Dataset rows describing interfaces

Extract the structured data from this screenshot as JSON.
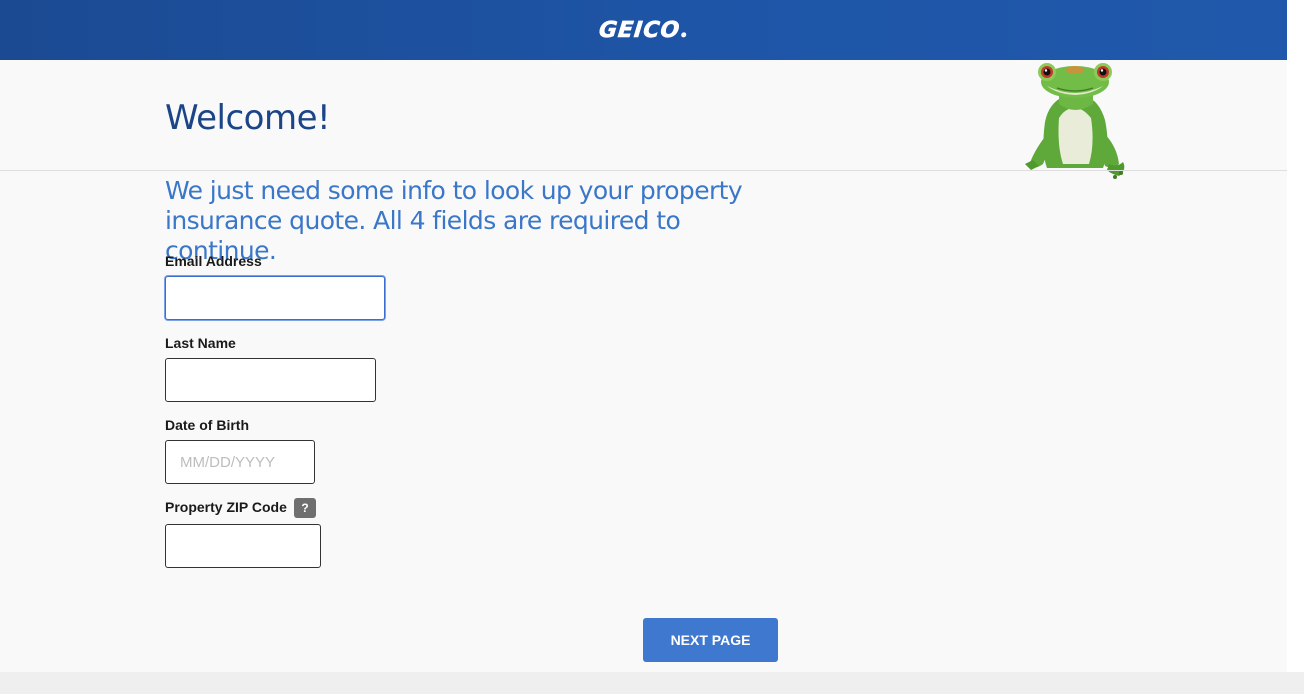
{
  "header": {
    "logo_text": "GEICO",
    "logo_mark": "®",
    "brand_color": "#1e55a7"
  },
  "page": {
    "title": "Welcome!",
    "intro": "We just need some info to look up your property insurance quote. All 4 fields are required to continue.",
    "mascot_icon": "gecko-mascot"
  },
  "form": {
    "email": {
      "label": "Email Address",
      "value": "",
      "placeholder": ""
    },
    "last_name": {
      "label": "Last Name",
      "value": "",
      "placeholder": ""
    },
    "dob": {
      "label": "Date of Birth",
      "value": "",
      "placeholder": "MM/DD/YYYY"
    },
    "zip": {
      "label": "Property ZIP Code",
      "value": "",
      "placeholder": "",
      "help_label": "?"
    }
  },
  "actions": {
    "next_label": "NEXT PAGE",
    "button_color": "#3f79cf"
  }
}
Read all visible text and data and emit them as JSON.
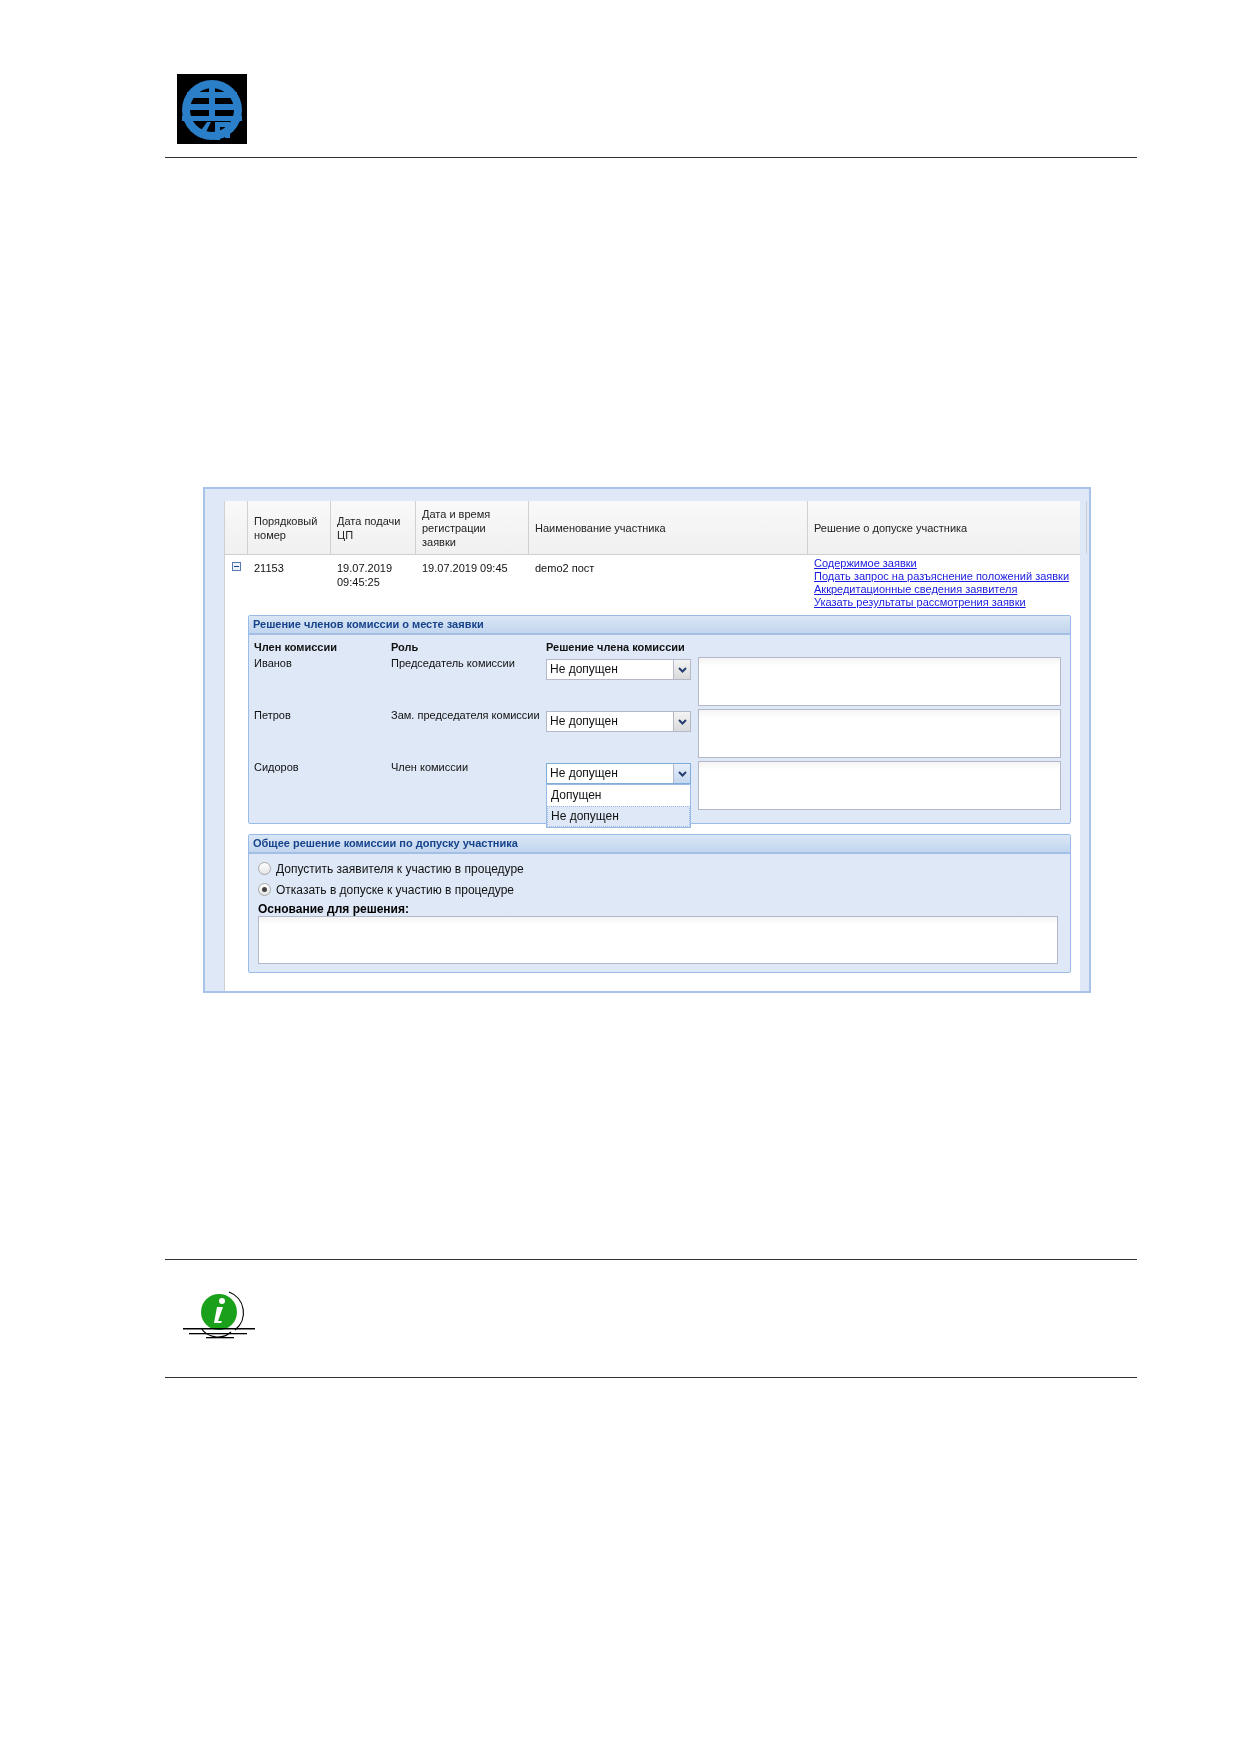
{
  "table": {
    "columns": [
      "Порядковый номер",
      "Дата подачи ЦП",
      "Дата и время регистрации заявки",
      "Наименование участника",
      "Решение о допуске участника"
    ],
    "rows": [
      {
        "expanded": true,
        "cells": [
          "21153",
          "19.07.2019 09:45:25",
          "19.07.2019 09:45",
          "demo2 пост"
        ],
        "links": [
          "Содержимое заявки",
          "Подать запрос на разъяснение положений заявки",
          "Аккредитационные сведения заявителя",
          "Указать результаты рассмотрения заявки"
        ]
      }
    ]
  },
  "members_panel": {
    "title": "Решение членов комиссии о месте заявки",
    "columns": [
      "Член комиссии",
      "Роль",
      "Решение члена комиссии"
    ],
    "members": [
      {
        "name": "Иванов",
        "role": "Председатель комиссии",
        "decision": "Не допущен",
        "dropdown_open": false
      },
      {
        "name": "Петров",
        "role": "Зам. председателя комиссии",
        "decision": "Не допущен",
        "dropdown_open": false
      },
      {
        "name": "Сидоров",
        "role": "Член комиссии",
        "decision": "Не допущен",
        "dropdown_open": true
      }
    ],
    "dropdown_options": [
      {
        "label": "Допущен",
        "selected": false
      },
      {
        "label": "Не допущен",
        "selected": true
      }
    ]
  },
  "overall_panel": {
    "title": "Общее решение комиссии по допуску участника",
    "options": [
      {
        "label": "Допустить заявителя к участию в процедуре",
        "selected": false
      },
      {
        "label": "Отказать в допуске к участию в процедуре",
        "selected": true
      }
    ],
    "basis_label": "Основание для решения:"
  }
}
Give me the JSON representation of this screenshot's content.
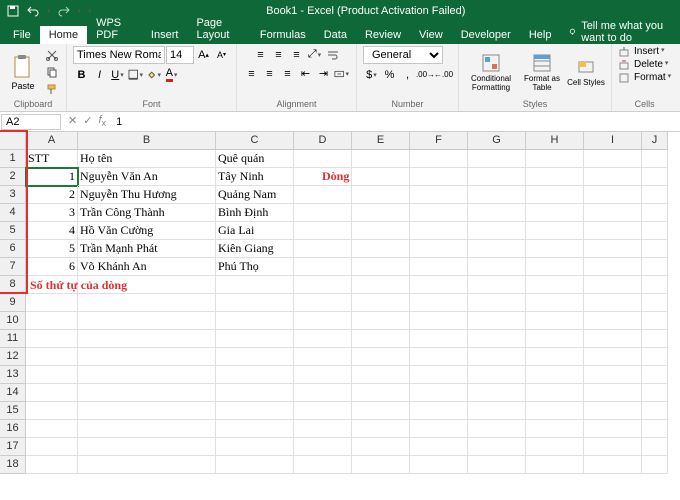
{
  "title": "Book1 - Excel (Product Activation Failed)",
  "tabs": [
    "File",
    "Home",
    "WPS PDF",
    "Insert",
    "Page Layout",
    "Formulas",
    "Data",
    "Review",
    "View",
    "Developer",
    "Help"
  ],
  "tell_me": "Tell me what you want to do",
  "groups": {
    "clipboard": "Clipboard",
    "font": "Font",
    "alignment": "Alignment",
    "number": "Number",
    "styles": "Styles",
    "cells": "Cells"
  },
  "clipboard": {
    "paste": "Paste"
  },
  "font": {
    "name": "Times New Roman",
    "size": "14"
  },
  "number": {
    "format": "General"
  },
  "styles": {
    "cond": "Conditional Formatting",
    "table": "Format as Table",
    "cell": "Cell Styles"
  },
  "cells": {
    "insert": "Insert",
    "delete": "Delete",
    "format": "Format"
  },
  "name_box": "A2",
  "formula": "1",
  "columns": [
    "A",
    "B",
    "C",
    "D",
    "E",
    "F",
    "G",
    "H",
    "I",
    "J"
  ],
  "rows": [
    "1",
    "2",
    "3",
    "4",
    "5",
    "6",
    "7",
    "8",
    "9",
    "10",
    "11",
    "12",
    "13",
    "14",
    "15",
    "16",
    "17",
    "18"
  ],
  "data_rows": [
    {
      "a": "STT",
      "b": "Họ tên",
      "c": "Quê quán"
    },
    {
      "a": "1",
      "b": "Nguyễn Văn An",
      "c": "Tây Ninh"
    },
    {
      "a": "2",
      "b": "Nguyễn Thu Hương",
      "c": "Quảng Nam"
    },
    {
      "a": "3",
      "b": "Trần Công Thành",
      "c": "Bình Định"
    },
    {
      "a": "4",
      "b": "Hồ Văn Cường",
      "c": "Gia Lai"
    },
    {
      "a": "5",
      "b": "Trần Mạnh Phát",
      "c": "Kiên Giang"
    },
    {
      "a": "6",
      "b": "Võ Khánh An",
      "c": "Phú Thọ"
    }
  ],
  "annotations": {
    "rows_label": "Số thứ tự của dòng",
    "row_word": "Dòng"
  }
}
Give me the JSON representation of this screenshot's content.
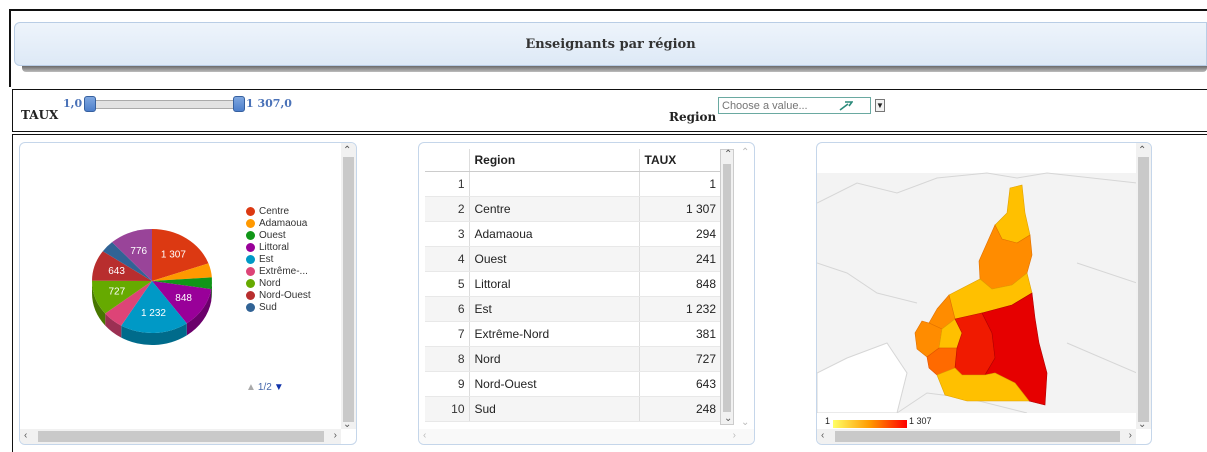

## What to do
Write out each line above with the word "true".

## Answer to this task
        "expanded": true,
        "dropdown_open": true
        "selected": true
        "selected": true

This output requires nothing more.